### Extracted material ###
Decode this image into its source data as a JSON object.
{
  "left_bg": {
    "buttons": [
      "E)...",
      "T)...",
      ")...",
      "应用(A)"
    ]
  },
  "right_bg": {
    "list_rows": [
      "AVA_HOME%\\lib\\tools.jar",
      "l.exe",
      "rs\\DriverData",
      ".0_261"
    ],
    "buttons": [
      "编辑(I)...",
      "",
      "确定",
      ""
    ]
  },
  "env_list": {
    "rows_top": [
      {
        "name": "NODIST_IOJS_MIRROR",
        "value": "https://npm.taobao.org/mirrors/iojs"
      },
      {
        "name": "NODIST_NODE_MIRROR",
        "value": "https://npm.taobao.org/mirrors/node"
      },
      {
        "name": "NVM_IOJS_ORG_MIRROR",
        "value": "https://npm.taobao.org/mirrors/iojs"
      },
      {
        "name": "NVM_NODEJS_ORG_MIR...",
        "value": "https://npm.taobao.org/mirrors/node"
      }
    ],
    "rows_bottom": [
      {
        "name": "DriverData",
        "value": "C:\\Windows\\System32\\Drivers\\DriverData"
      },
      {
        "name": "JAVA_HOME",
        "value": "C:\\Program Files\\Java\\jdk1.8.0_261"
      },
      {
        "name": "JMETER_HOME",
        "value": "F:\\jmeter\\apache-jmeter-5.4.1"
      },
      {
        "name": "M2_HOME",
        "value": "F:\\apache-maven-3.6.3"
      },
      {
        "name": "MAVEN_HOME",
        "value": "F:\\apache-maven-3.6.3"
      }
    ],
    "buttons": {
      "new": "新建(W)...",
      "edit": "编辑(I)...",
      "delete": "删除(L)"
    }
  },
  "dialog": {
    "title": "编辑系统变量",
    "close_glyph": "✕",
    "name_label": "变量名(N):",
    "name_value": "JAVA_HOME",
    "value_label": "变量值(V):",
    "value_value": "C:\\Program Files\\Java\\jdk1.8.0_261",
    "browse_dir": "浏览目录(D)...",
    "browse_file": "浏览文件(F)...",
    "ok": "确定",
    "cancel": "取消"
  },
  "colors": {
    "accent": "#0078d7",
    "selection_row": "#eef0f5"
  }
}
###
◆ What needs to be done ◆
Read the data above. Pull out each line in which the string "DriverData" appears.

◆ Output of the exercise ◆
      "rs\\DriverData",
        "name": "DriverData",
        "value": "C:\\Windows\\System32\\Drivers\\DriverData"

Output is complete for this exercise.